“Proxy voting gives the stewardship and if you’re engaging with the company, the company needs to know you are serious about using your vote otherwise there is no real incentive to engaging in good faith.”

Cook noted that engagement should not be a replacement for proxy voting as it was a strong complement to voting.

Inconsistent voting

The report found that Blackrock’s sustainable funds’ voting practices are governed by a separate set of voting guidelines compared to their non-sustainable funds and showed more differentiation in voting patterns for other shareholder resolutions.

“Blackrock’s sustainable ETFs and iShares MSCI Global Impact ETF (SDG) supported the sustainability report request at Acuity, and Blackrock’s low-carbon-target ETF (CRBN) alone supported the greenhouse gas goals resolutions at Fluor,” the report said.

“Funds offered by Nuveen, which was acquired by TIAA-CREF in 2014, supported the methane disclosure resolution at Dominion, whereas the TIAA-CREF funds, including TIAA-CREF Social Choice Equity (TISCX), voted against the resolution.”

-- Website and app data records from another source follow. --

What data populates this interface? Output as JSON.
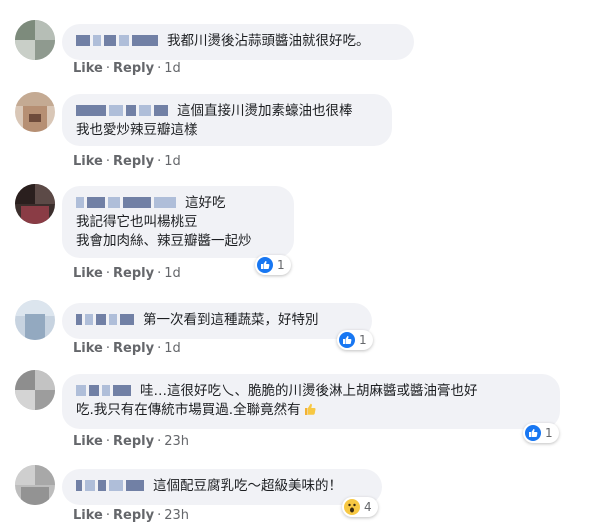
{
  "comments": [
    {
      "text": "我都川燙後沾蒜頭醬油就很好吃。",
      "actions": {
        "like": "Like",
        "reply": "Reply",
        "time": "1d"
      }
    },
    {
      "text": "這個直接川燙加素蠔油也很棒\n我也愛炒辣豆瓣這樣",
      "actions": {
        "like": "Like",
        "reply": "Reply",
        "time": "1d"
      }
    },
    {
      "text": "這好吃\n我記得它也叫楊桃豆\n我會加肉絲、辣豆瓣醬一起炒",
      "actions": {
        "like": "Like",
        "reply": "Reply",
        "time": "1d"
      },
      "reaction": {
        "type": "like",
        "count": "1"
      }
    },
    {
      "text": "第一次看到這種蔬菜，好特別",
      "actions": {
        "like": "Like",
        "reply": "Reply",
        "time": "1d"
      },
      "reaction": {
        "type": "like",
        "count": "1"
      }
    },
    {
      "text": "哇…這很好吃乀、脆脆的川燙後淋上胡麻醬或醬油膏也好\n吃.我只有在傳統市場買過.全聯竟然有",
      "actions": {
        "like": "Like",
        "reply": "Reply",
        "time": "23h"
      },
      "reaction": {
        "type": "like",
        "count": "1"
      }
    },
    {
      "text": "這個配豆腐乳吃～超級美味的！",
      "actions": {
        "like": "Like",
        "reply": "Reply",
        "time": "23h"
      },
      "reaction": {
        "type": "wow",
        "count": "4"
      }
    }
  ],
  "colors": {
    "bubble": "#f1f2f6",
    "like_blue": "#1877f2",
    "meta_gray": "#65676b"
  },
  "icons": {
    "like": "thumbs-up-icon",
    "wow": "wow-face-icon",
    "inline_emoji": "thumbs-up-emoji"
  }
}
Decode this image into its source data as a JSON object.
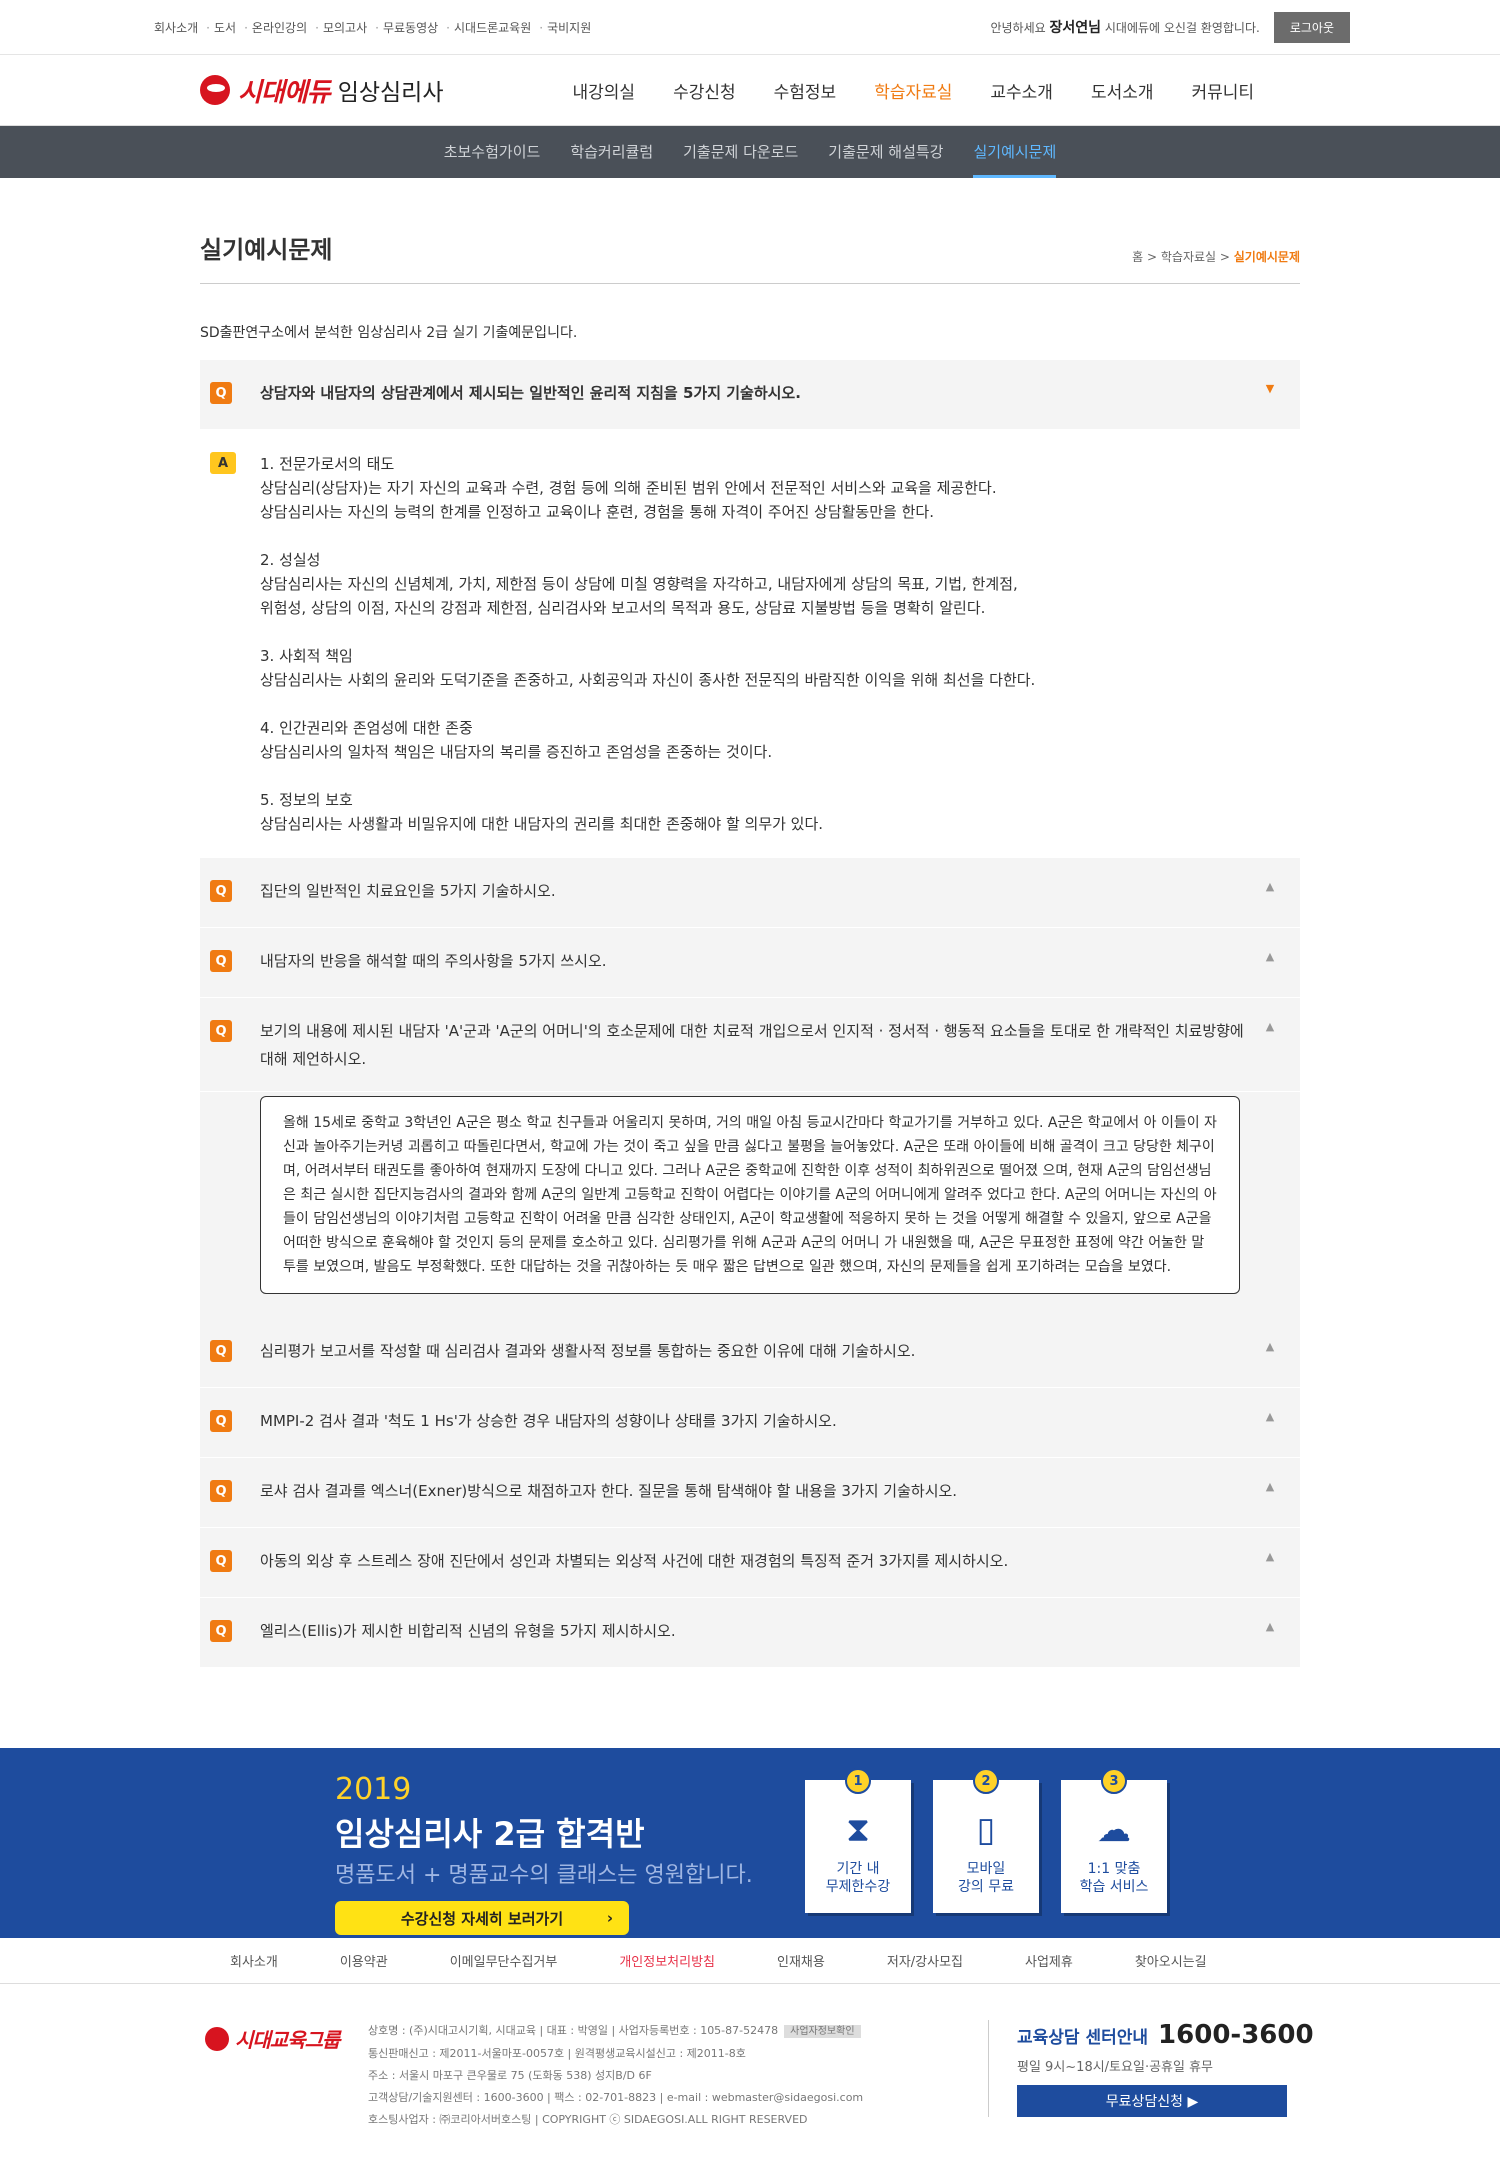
{
  "topbar": {
    "links": [
      "회사소개",
      "도서",
      "온라인강의",
      "모의고사",
      "무료동영상",
      "시대드론교육원",
      "국비지원"
    ],
    "greeting_pre": "안녕하세요",
    "user_name": "장서연님",
    "greeting_post": "시대에듀에 오신걸 환영합니다.",
    "logout_label": "로그아웃"
  },
  "header": {
    "logo_text": "시대에듀",
    "logo_sub": "임상심리사",
    "menu": [
      "내강의실",
      "수강신청",
      "수험정보",
      "학습자료실",
      "교수소개",
      "도서소개",
      "커뮤니티"
    ]
  },
  "subnav": [
    "초보수험가이드",
    "학습커리큘럼",
    "기출문제 다운로드",
    "기출문제 해설특강",
    "실기예시문제"
  ],
  "page": {
    "title": "실기예시문제",
    "breadcrumb": [
      "홈",
      "학습자료실",
      "실기예시문제"
    ],
    "intro": "SD출판연구소에서 분석한 임상심리사 2급 실기 기출예문입니다."
  },
  "faq": {
    "q_badge": "Q",
    "a_badge": "A",
    "open_arrow": "▼",
    "closed_arrow": "▲",
    "items": [
      {
        "q": "상담자와 내담자의 상담관계에서 제시되는 일반적인 윤리적 지침을 5가지 기술하시오."
      },
      {
        "q": "집단의 일반적인 치료요인을 5가지 기술하시오."
      },
      {
        "q": "내담자의 반응을 해석할 때의 주의사항을 5가지 쓰시오."
      },
      {
        "q": "보기의 내용에 제시된 내담자 'A'군과 'A군의 어머니'의 호소문제에 대한 치료적 개입으로서 인지적 · 정서적 · 행동적 요소들을 토대로 한 개략적인 치료방향에 대해 제언하시오."
      },
      {
        "q": "심리평가 보고서를 작성할 때 심리검사 결과와 생활사적 정보를 통합하는 중요한 이유에 대해 기술하시오."
      },
      {
        "q": "MMPI-2 검사 결과 '척도 1 Hs'가 상승한 경우 내담자의 성향이나 상태를 3가지 기술하시오."
      },
      {
        "q": "로샤 검사 결과를 엑스너(Exner)방식으로 채점하고자 한다. 질문을 통해 탐색해야 할 내용을 3가지 기술하시오."
      },
      {
        "q": "아동의 외상 후 스트레스 장애 진단에서 성인과 차별되는 외상적 사건에 대한 재경험의 특징적 준거 3가지를 제시하시오."
      },
      {
        "q": "엘리스(Ellis)가 제시한 비합리적 신념의 유형을 5가지 제시하시오."
      }
    ],
    "answer": [
      {
        "h": "1. 전문가로서의 태도",
        "lines": [
          "상담심리(상담자)는 자기 자신의 교육과 수련, 경험 등에 의해 준비된 범위 안에서 전문적인 서비스와 교육을 제공한다.",
          "상담심리사는 자신의 능력의 한계를 인정하고 교육이나 훈련, 경험을 통해 자격이 주어진 상담활동만을 한다."
        ]
      },
      {
        "h": "2. 성실성",
        "lines": [
          "상담심리사는 자신의 신념체계, 가치, 제한점 등이 상담에 미칠 영향력을 자각하고, 내담자에게 상담의 목표, 기법, 한계점,",
          "위험성, 상담의 이점, 자신의 강점과 제한점, 심리검사와 보고서의 목적과 용도, 상담료 지불방법 등을 명확히 알린다."
        ]
      },
      {
        "h": "3. 사회적 책임",
        "lines": [
          "상담심리사는 사회의 윤리와 도덕기준을 존중하고, 사회공익과 자신이 종사한 전문직의 바람직한 이익을 위해 최선을 다한다."
        ]
      },
      {
        "h": "4. 인간권리와 존엄성에 대한 존중",
        "lines": [
          "상담심리사의 일차적 책임은 내담자의 복리를 증진하고 존엄성을 존중하는 것이다."
        ]
      },
      {
        "h": "5. 정보의 보호",
        "lines": [
          "상담심리사는 사생활과 비밀유지에 대한 내담자의 권리를 최대한 존중해야 할 의무가 있다."
        ]
      }
    ],
    "case_lines": [
      "올해 15세로 중학교 3학년인 A군은 평소 학교 친구들과 어울리지 못하며, 거의 매일 아침 등교시간마다 학교가기를 거부하고 있다. A군은 학교에서 아",
      "이들이 자신과 놀아주기는커녕 괴롭히고 따돌린다면서, 학교에 가는 것이 죽고 싶을 만큼 싫다고 불평을 늘어놓았다. A군은 또래 아이들에 비해 골격이",
      "크고 당당한 체구이며, 어려서부터 태권도를 좋아하여 현재까지 도장에 다니고 있다. 그러나 A군은 중학교에 진학한 이후 성적이 최하위권으로 떨어졌",
      "으며, 현재 A군의 담임선생님은 최근 실시한 집단지능검사의 결과와 함께 A군의 일반계 고등학교 진학이 어렵다는 이야기를 A군의 어머니에게 알려주",
      "었다고 한다. A군의 어머니는 자신의 아들이 담임선생님의 이야기처럼 고등학교 진학이 어려울 만큼 심각한 상태인지, A군이 학교생활에 적응하지 못하",
      "는 것을 어떻게 해결할 수 있을지, 앞으로 A군을 어떠한 방식으로 훈육해야 할 것인지 등의 문제를 호소하고 있다. 심리평가를 위해 A군과 A군의 어머니",
      "가 내원했을 때, A군은 무표정한 표정에 약간 어눌한 말투를 보였으며, 발음도 부정확했다. 또한 대답하는 것을 귀찮아하는 듯 매우 짧은 답변으로 일관",
      "했으며, 자신의 문제들을 쉽게 포기하려는 모습을 보였다."
    ]
  },
  "banner": {
    "year": "2019",
    "title": "임상심리사 2급 합격반",
    "sub": "명품도서 + 명품교수의 클래스는 영원합니다.",
    "button": "수강신청 자세히 보러가기",
    "button_arrow": "›",
    "cards": [
      {
        "num": "1",
        "icon": "hourglass-icon",
        "glyph": "⧗",
        "l1": "기간 내",
        "l2": "무제한수강"
      },
      {
        "num": "2",
        "icon": "mobile-icon",
        "glyph": "▯",
        "l1": "모바일",
        "l2": "강의 무료"
      },
      {
        "num": "3",
        "icon": "cloud-icon",
        "glyph": "☁",
        "l1": "1:1 맞춤",
        "l2": "학습 서비스"
      }
    ]
  },
  "footer_nav": [
    "회사소개",
    "이용약관",
    "이메일무단수집거부",
    "개인정보처리방침",
    "인재채용",
    "저자/강사모집",
    "사업제휴",
    "찾아오시는길"
  ],
  "footer": {
    "logo": "시대교육그룹",
    "info": [
      "상호명 : (주)시대고시기획, 시대교육 | 대표 : 박영일 | 사업자등록번호 : 105-87-52478",
      "통신판매신고 : 제2011-서울마포-0057호 | 원격평생교육시설신고 : 제2011-8호",
      "주소 : 서울시 마포구 큰우물로 75 (도화동 538) 성지B/D 6F",
      "고객상담/기술지원센터 : 1600-3600 | 팩스 : 02-701-8823 | e-mail : webmaster@sidaegosi.com",
      "호스팅사업자 : ㈜코리아서버호스팅 | COPYRIGHT ⓒ SIDAEGOSI.ALL RIGHT RESERVED"
    ],
    "biz_tag": "사업자정보확인",
    "cs_title": "교육상담 센터안내",
    "cs_phone": "1600-3600",
    "cs_hours": "평일 9시~18시/토요일·공휴일 휴무",
    "cs_button": "무료상담신청 ▶"
  },
  "colors": {
    "accent": "#f07b12",
    "subnav_bg": "#4a5058",
    "banner_bg": "#1e4c9e",
    "answer_badge": "#ffc61e"
  }
}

Source: Morningstar Direct

However, the report noted that over 2016 to 2018 voting patterns had changed a lot as votes cast in 2018 by the largest managers increased year-on-year in support for all climate resolutions voted in 2016.

Cook said that fund selectors that were serious about ESG needed to look at the asset managers’ proxy voting outcomes, what was in their engagement report, and stewardship disclosure.

  • This article first appeared on ESG Clarity‘s sister site Expert Investor.